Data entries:
*** Begin section ***
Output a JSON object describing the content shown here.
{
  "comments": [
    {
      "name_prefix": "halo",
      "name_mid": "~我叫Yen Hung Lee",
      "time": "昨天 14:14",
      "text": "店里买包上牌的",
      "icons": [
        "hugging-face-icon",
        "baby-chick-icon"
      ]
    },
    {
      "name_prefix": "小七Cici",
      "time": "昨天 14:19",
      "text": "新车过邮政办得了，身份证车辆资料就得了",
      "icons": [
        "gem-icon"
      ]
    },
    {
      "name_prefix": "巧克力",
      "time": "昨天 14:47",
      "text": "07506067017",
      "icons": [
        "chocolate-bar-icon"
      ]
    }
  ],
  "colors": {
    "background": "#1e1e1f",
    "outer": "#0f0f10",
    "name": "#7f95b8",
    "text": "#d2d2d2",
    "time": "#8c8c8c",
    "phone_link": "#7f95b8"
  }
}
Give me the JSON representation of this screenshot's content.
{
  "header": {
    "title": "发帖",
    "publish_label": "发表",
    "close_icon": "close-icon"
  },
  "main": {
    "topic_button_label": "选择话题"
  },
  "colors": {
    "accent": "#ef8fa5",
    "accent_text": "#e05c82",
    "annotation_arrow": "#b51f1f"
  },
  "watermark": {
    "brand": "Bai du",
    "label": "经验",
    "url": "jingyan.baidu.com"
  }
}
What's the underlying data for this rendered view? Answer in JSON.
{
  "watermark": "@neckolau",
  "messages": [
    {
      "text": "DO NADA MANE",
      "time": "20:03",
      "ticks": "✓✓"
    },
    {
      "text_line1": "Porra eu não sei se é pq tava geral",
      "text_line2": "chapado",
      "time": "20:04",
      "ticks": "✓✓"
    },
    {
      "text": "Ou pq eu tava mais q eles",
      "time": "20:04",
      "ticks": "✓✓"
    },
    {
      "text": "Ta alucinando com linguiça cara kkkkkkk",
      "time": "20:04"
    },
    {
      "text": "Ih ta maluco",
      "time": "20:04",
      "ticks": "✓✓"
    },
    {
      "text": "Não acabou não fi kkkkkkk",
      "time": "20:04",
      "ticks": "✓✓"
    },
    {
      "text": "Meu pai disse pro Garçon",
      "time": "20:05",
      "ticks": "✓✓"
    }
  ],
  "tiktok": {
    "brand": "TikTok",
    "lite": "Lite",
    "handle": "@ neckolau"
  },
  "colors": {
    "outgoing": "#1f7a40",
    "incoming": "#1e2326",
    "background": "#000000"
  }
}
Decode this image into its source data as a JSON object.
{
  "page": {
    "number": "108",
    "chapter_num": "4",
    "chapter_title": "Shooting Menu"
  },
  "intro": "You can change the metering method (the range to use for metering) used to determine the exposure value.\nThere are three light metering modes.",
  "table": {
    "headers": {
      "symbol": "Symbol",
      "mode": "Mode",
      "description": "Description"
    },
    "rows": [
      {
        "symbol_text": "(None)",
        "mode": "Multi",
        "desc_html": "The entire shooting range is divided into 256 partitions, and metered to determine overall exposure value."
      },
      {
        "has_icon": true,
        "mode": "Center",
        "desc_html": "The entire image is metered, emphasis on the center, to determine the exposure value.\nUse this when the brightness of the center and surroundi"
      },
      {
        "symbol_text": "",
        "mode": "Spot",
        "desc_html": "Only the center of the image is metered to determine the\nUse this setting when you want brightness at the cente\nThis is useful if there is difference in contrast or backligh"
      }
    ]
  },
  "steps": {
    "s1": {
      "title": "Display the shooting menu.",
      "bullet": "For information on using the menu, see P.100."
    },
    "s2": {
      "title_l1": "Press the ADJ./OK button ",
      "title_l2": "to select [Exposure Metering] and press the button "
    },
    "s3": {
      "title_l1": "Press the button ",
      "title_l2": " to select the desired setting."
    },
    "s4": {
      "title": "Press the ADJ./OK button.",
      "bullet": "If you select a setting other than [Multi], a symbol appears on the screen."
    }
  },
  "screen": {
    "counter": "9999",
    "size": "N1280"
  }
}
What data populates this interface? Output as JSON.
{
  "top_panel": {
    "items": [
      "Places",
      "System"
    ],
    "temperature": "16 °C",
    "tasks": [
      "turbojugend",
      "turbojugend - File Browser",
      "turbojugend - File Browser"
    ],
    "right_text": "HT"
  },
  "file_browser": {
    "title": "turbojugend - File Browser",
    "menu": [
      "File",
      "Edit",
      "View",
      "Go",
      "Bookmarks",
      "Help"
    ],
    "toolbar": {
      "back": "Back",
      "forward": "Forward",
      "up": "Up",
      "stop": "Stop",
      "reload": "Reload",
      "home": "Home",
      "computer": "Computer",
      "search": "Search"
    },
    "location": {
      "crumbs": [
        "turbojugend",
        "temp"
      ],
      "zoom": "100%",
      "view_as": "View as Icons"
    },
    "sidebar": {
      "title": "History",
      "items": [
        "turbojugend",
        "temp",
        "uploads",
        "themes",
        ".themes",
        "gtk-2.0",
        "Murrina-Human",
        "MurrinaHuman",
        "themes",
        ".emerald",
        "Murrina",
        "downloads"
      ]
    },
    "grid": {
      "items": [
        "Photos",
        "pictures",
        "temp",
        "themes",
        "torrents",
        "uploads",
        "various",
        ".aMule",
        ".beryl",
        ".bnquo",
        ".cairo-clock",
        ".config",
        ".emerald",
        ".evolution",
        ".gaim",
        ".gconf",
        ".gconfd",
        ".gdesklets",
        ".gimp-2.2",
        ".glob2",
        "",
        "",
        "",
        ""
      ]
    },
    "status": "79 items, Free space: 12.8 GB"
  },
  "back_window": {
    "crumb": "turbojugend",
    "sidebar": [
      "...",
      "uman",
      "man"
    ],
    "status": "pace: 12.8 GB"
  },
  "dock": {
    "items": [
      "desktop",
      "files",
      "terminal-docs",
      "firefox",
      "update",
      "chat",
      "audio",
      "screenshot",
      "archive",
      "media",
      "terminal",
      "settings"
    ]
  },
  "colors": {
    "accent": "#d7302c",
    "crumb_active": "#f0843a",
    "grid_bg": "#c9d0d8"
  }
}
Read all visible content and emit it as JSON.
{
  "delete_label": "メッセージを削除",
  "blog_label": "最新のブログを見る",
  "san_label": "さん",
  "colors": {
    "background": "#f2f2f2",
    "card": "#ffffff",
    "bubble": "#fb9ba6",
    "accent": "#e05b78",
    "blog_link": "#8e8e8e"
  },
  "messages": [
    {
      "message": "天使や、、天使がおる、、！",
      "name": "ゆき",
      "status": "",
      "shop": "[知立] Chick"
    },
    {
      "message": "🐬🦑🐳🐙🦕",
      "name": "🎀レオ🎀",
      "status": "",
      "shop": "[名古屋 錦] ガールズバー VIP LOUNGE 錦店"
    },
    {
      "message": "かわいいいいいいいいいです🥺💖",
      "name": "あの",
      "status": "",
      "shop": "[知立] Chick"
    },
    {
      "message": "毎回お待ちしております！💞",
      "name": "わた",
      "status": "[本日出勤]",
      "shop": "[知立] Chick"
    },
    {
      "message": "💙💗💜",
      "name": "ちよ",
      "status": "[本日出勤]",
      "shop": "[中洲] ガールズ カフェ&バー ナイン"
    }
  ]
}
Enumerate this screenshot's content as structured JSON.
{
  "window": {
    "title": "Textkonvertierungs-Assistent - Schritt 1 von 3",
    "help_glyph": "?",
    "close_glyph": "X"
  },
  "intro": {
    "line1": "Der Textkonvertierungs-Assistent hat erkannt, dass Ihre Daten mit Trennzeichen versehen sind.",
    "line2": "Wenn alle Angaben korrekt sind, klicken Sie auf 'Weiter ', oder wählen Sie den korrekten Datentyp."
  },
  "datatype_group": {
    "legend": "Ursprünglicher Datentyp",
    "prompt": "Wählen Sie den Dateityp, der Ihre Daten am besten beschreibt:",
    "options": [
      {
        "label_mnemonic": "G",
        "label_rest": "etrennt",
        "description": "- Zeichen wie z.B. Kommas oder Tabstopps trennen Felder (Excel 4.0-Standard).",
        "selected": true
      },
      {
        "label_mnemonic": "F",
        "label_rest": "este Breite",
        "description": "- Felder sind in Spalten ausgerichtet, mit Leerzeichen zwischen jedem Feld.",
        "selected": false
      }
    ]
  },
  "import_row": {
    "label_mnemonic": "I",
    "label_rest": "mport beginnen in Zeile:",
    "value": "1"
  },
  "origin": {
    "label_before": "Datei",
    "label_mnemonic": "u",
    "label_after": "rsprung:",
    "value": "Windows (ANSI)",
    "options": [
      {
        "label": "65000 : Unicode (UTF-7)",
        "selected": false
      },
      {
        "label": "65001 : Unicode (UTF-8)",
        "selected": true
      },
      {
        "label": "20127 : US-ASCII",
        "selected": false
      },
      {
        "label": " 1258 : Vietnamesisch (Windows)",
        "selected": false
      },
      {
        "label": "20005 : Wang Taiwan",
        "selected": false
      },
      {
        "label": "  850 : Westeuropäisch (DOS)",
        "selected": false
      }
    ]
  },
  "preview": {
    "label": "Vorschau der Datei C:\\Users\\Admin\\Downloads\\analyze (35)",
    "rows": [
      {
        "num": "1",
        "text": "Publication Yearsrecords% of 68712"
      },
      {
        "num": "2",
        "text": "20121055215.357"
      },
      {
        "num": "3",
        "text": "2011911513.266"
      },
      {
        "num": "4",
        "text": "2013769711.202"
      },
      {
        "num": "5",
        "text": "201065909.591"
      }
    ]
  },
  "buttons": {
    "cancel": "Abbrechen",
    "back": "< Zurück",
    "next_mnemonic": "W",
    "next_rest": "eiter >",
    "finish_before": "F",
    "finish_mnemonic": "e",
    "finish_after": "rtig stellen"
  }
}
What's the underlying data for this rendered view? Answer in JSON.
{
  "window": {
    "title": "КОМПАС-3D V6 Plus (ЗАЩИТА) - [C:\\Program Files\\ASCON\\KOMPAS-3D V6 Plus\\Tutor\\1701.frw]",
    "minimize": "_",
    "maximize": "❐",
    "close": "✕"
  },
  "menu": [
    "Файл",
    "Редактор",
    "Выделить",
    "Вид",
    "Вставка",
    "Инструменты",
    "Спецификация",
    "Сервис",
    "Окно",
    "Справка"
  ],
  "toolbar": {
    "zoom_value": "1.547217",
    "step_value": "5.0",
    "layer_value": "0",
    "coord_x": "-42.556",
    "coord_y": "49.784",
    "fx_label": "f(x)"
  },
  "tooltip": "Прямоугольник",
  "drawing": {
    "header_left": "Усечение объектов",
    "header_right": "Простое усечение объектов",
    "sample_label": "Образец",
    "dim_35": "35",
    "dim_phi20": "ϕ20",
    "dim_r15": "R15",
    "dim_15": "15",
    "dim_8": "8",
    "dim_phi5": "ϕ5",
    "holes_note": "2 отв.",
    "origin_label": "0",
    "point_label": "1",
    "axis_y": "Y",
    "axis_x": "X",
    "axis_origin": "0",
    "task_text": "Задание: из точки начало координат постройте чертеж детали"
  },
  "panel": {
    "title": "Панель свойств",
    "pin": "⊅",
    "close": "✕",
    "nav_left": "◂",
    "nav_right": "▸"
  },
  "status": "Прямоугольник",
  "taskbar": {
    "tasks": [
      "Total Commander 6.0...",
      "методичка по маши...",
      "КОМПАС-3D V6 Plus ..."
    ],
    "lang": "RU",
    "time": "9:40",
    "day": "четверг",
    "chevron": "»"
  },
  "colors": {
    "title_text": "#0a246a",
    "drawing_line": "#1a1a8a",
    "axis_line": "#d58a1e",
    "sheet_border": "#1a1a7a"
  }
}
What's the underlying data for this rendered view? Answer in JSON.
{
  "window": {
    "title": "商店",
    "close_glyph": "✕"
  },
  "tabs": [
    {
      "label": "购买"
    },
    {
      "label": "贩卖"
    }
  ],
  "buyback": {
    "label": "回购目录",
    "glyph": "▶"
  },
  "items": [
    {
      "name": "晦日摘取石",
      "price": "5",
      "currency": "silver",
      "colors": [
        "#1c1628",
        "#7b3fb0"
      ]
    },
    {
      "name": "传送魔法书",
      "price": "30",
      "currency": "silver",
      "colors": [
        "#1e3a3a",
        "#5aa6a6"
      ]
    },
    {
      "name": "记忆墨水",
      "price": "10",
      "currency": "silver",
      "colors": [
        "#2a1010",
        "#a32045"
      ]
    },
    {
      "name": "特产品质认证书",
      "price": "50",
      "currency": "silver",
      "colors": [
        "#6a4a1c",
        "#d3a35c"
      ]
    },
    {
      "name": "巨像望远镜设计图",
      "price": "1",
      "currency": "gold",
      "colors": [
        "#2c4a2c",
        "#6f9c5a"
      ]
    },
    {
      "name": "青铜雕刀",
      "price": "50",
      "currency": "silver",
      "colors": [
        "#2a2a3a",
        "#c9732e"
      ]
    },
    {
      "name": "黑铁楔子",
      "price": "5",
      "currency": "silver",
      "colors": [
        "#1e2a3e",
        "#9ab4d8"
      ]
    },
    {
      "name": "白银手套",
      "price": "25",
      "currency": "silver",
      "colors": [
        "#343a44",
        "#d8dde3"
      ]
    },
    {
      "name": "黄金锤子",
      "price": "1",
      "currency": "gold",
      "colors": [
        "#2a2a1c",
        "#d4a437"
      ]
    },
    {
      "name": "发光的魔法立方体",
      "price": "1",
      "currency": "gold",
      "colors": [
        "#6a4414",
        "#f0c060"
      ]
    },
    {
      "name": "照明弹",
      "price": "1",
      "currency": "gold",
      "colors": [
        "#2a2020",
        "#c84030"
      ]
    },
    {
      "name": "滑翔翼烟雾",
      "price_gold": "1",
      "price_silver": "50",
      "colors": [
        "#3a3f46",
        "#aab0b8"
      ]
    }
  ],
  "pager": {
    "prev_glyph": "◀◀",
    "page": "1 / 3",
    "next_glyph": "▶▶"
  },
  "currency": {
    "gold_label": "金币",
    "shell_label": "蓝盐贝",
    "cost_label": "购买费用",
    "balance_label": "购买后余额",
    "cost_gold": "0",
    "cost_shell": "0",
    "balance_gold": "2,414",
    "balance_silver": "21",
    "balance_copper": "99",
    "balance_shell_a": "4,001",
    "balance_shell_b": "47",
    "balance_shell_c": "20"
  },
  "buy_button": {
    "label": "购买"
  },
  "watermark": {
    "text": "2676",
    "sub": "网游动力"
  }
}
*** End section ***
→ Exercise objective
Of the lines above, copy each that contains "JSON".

→ Expected answer
Output a JSON object describing the content shown here.
Give me the JSON representation of this screenshot's content.
What's the underlying data for this rendered view? Answer in JSON.
Decode this image into its source data as a JSON object.
What data populates this interface? Output as JSON.
Read all visible content and emit it as JSON.
Enumerate this screenshot's content as structured JSON.
What's the underlying data for this rendered view? Answer in JSON.
What's the underlying data for this rendered view? Answer in JSON.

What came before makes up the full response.